- Fraudulent online vehicle sales. Victims of this scheme are convinced they are purchasing a nonexistent vehicle and must pay for it by sending the codes of prepaid gift cards in the amount of the agreed upon sale price to the fake seller.
- Rental ruse. In these scams, a con artist agrees to rent a property and sends the victim a bad check in excess of the agreed upon deposit. The crook then requests the overpayment be returned via wire before the check bounces.
- Phony lottery winnings. Victims of this scheme are convinced they won an international lottery, but must pay fees or taxes before receiving the payout.
If you ever encounter any of these scam attempts, first don't fall for them.
Then notify the appropriate law enforcement and consumer agency. The FBI provides a variety of resources relating to BEC scams through the IC3 website.

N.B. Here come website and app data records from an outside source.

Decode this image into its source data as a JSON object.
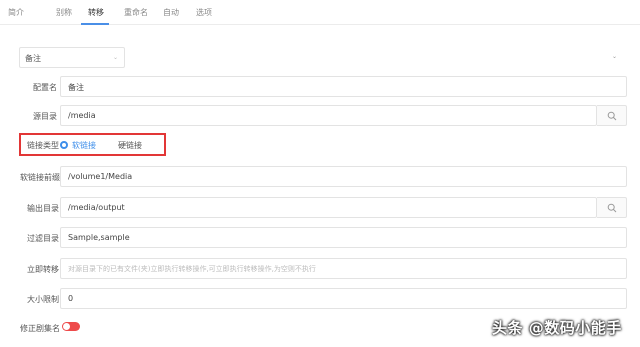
{
  "tabs": [
    {
      "label": "简介"
    },
    {
      "label": "别称"
    },
    {
      "label": "转移",
      "active": true
    },
    {
      "label": "重命名"
    },
    {
      "label": "自动"
    },
    {
      "label": "选项"
    }
  ],
  "profile_select": {
    "value": "备注"
  },
  "form": {
    "config_name": {
      "label": "配置名",
      "value": "备注"
    },
    "source_dir": {
      "label": "源目录",
      "value": "/media"
    },
    "link_type": {
      "label": "链接类型",
      "options": [
        "软链接",
        "硬链接"
      ],
      "selected": "软链接"
    },
    "softlink_prefix": {
      "label": "软链接前缀",
      "value": "/volume1/Media"
    },
    "output_dir": {
      "label": "输出目录",
      "value": "/media/output"
    },
    "filter_dir": {
      "label": "过滤目录",
      "value": "Sample,sample"
    },
    "immediate_transfer": {
      "label": "立即转移",
      "placeholder": "对源目录下的已有文件(夹)立即执行转移操作,可立即执行转移操作,为空则不执行"
    },
    "size_limit": {
      "label": "大小限制",
      "value": "0"
    },
    "fix_season": {
      "label": "修正剧集名",
      "enabled": true
    }
  },
  "watermark": "头条 @数码小能手",
  "accent_color": "#3d8eea",
  "highlight_color": "#e23636",
  "toggle_color": "#ee4b4b"
}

If you discover you are the victim of a BEC or EAC scam, immediately contact your financial institution to request a recall of funds. If it involves your company, notify your employer to report irregularities with payroll deposits.

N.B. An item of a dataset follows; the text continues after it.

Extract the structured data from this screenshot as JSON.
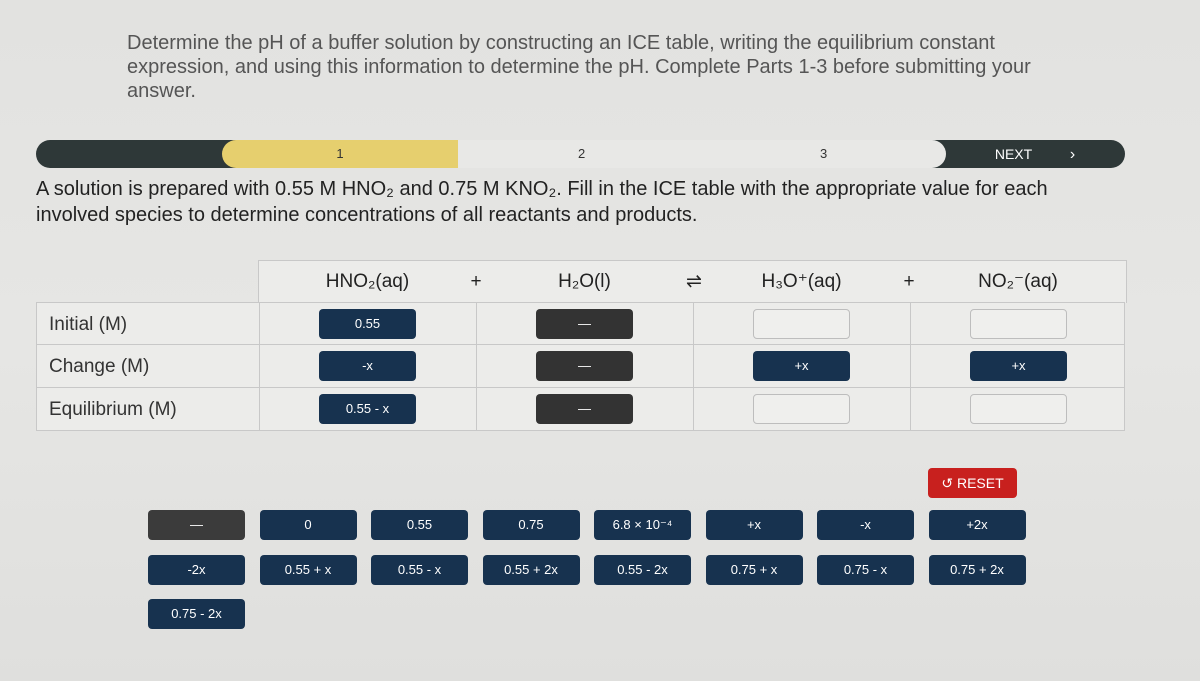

Also file a complaint as soon as possible, regardless of the amount. IC3 staff reviews complaints, looking for patterns or other indicators of significant criminal activity, and refers investigative packages of complaints to the appropriate law enforcement authorities in a particular city or region.
Tax scam prevention, follow-up: Where taxes or taxpayer data is involved, also let the IRS know of the scam, both failed attempts as well as cases where tax data is compromised.
When your personal and/or financial and/or tax data has been compromised, consider placing a freeze on your credit account.
The IRS has a couple of online guides to help, the Taxpayer Guide to Identity Theft and Identity Protection: Prevention, Detection and Victim Assistance.
You also can find more tips on preventing tax ID theft tips or recovering when a crook used your information to file a fraudulent refund at my posts Don't become a tax identity theft victim and Fear you might be a tax ID theft victim? Here's what to do.
"In unraveling this complex, nationwide identity theft and tax fraud scheme, we discovered that the conspirators stole more than 250,000 identities and filed more than 10,000 fraudulent tax returns, attempting to receive more than $91 million in refunds," said IRS Criminal Investigation chief Don Fort in discussing his unit's role in Operation reWired.
"We will continue to work with our international, federal and state partners to pursue all those responsible for perpetrating this fraud, preying on innocent victims and attempting to cheat the U.S. out of millions of dollars," added Fort.
You also might find these items of interest:
- Online and tax security tips
- IRS, FTC expand electronic fight against tax ID theft
- Latest tax scams use Social Security numbers, fake tax agency as hooks